### WORK REQUIRED:
A verbatim repetition of the data below is requested, without images.

Dataset rows describing interfaces
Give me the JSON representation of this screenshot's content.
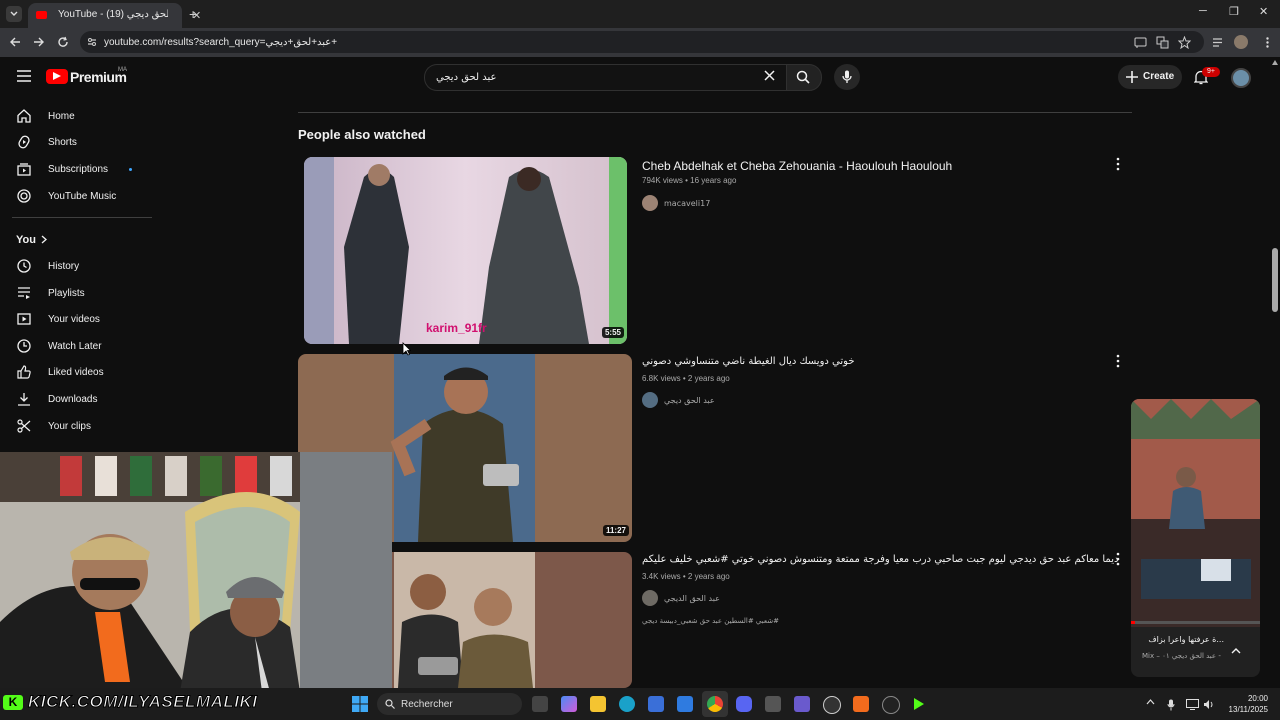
{
  "browser": {
    "tab_title": "YouTube - عبد لحق ديجي (19)",
    "url": "youtube.com/results?search_query=عبد+لحق+ديجي+"
  },
  "header": {
    "brand": "Premium",
    "region": "MA",
    "search_value": "عبد لحق ديجي",
    "create_label": "Create",
    "notification_count": "9+"
  },
  "sidebar": {
    "items": [
      {
        "label": "Home",
        "icon": "home-icon"
      },
      {
        "label": "Shorts",
        "icon": "shorts-icon"
      },
      {
        "label": "Subscriptions",
        "icon": "subscriptions-icon"
      },
      {
        "label": "YouTube Music",
        "icon": "youtube-music-icon"
      }
    ],
    "you_label": "You",
    "you_items": [
      {
        "label": "History",
        "icon": "history-icon"
      },
      {
        "label": "Playlists",
        "icon": "playlists-icon"
      },
      {
        "label": "Your videos",
        "icon": "your-videos-icon"
      },
      {
        "label": "Watch Later",
        "icon": "watch-later-icon"
      },
      {
        "label": "Liked videos",
        "icon": "liked-videos-icon"
      },
      {
        "label": "Downloads",
        "icon": "downloads-icon"
      },
      {
        "label": "Your clips",
        "icon": "clips-icon"
      }
    ]
  },
  "results": {
    "section_title": "People also watched",
    "videos": [
      {
        "title": "Cheb Abdelhak et Cheba Zehouania - Haoulouh Haoulouh",
        "meta": "794K views • 16 years ago",
        "channel": "macaveli17",
        "duration": "5:55",
        "watermark": "karim_91fr"
      },
      {
        "title": "خوتي دويسك ديال الغيطة ناضي متنساوشي دصوني",
        "meta": "6.8K views • 2 years ago",
        "channel": "عبد الحق ديجي",
        "duration": "11:27"
      },
      {
        "title": "ديما معاكم عبد حق ديدجي ليوم جبت صاحبي درب معيا وفرجة ممتعة ومتنسوش دصوني خوتي #شعبي خليف عليكم",
        "meta": "3.4K views • 2 years ago",
        "channel": "عبد الحق الديجي",
        "hashtags": "#شعبي #السطين عبد حق شعبي_دبيسة ديجي"
      }
    ]
  },
  "miniplayer": {
    "title": "...ة عرفتها واعرا بزاف",
    "subtitle": "Mix – عبد الحق ديجي ٠١ -"
  },
  "overlay": {
    "kick_handle": "KICK.COM/ILYASELMALIKI"
  },
  "taskbar": {
    "search_label": "Rechercher",
    "time": "20:00",
    "date": "13/11/2025"
  },
  "colors": {
    "youtube_red": "#ff0000",
    "kick_green": "#53fc18",
    "background": "#0f0f0f"
  }
}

### OUTPUT OF THE EXERCISE:
Give me the JSON representation of this screenshot's content.
{
  "browser": {
    "tab_title": "YouTube - عبد لحق ديجي (19)",
    "url": "youtube.com/results?search_query=عبد+لحق+ديجي+"
  },
  "header": {
    "brand": "Premium",
    "region": "MA",
    "search_value": "عبد لحق ديجي",
    "create_label": "Create",
    "notification_count": "9+"
  },
  "sidebar": {
    "items": [
      {
        "label": "Home",
        "icon": "home-icon"
      },
      {
        "label": "Shorts",
        "icon": "shorts-icon"
      },
      {
        "label": "Subscriptions",
        "icon": "subscriptions-icon"
      },
      {
        "label": "YouTube Music",
        "icon": "youtube-music-icon"
      }
    ],
    "you_label": "You",
    "you_items": [
      {
        "label": "History",
        "icon": "history-icon"
      },
      {
        "label": "Playlists",
        "icon": "playlists-icon"
      },
      {
        "label": "Your videos",
        "icon": "your-videos-icon"
      },
      {
        "label": "Watch Later",
        "icon": "watch-later-icon"
      },
      {
        "label": "Liked videos",
        "icon": "liked-videos-icon"
      },
      {
        "label": "Downloads",
        "icon": "downloads-icon"
      },
      {
        "label": "Your clips",
        "icon": "clips-icon"
      }
    ]
  },
  "results": {
    "section_title": "People also watched",
    "videos": [
      {
        "title": "Cheb Abdelhak et Cheba Zehouania - Haoulouh Haoulouh",
        "meta": "794K views • 16 years ago",
        "channel": "macaveli17",
        "duration": "5:55",
        "watermark": "karim_91fr"
      },
      {
        "title": "خوتي دويسك ديال الغيطة ناضي متنساوشي دصوني",
        "meta": "6.8K views • 2 years ago",
        "channel": "عبد الحق ديجي",
        "duration": "11:27"
      },
      {
        "title": "ديما معاكم عبد حق ديدجي ليوم جبت صاحبي درب معيا وفرجة ممتعة ومتنسوش دصوني خوتي #شعبي خليف عليكم",
        "meta": "3.4K views • 2 years ago",
        "channel": "عبد الحق الديجي",
        "hashtags": "#شعبي #السطين عبد حق شعبي_دبيسة ديجي"
      }
    ]
  },
  "miniplayer": {
    "title": "...ة عرفتها واعرا بزاف",
    "subtitle": "Mix – عبد الحق ديجي ٠١ -"
  },
  "overlay": {
    "kick_handle": "KICK.COM/ILYASELMALIKI"
  },
  "taskbar": {
    "search_label": "Rechercher",
    "time": "20:00",
    "date": "13/11/2025"
  },
  "colors": {
    "youtube_red": "#ff0000",
    "kick_green": "#53fc18",
    "background": "#0f0f0f"
  }
}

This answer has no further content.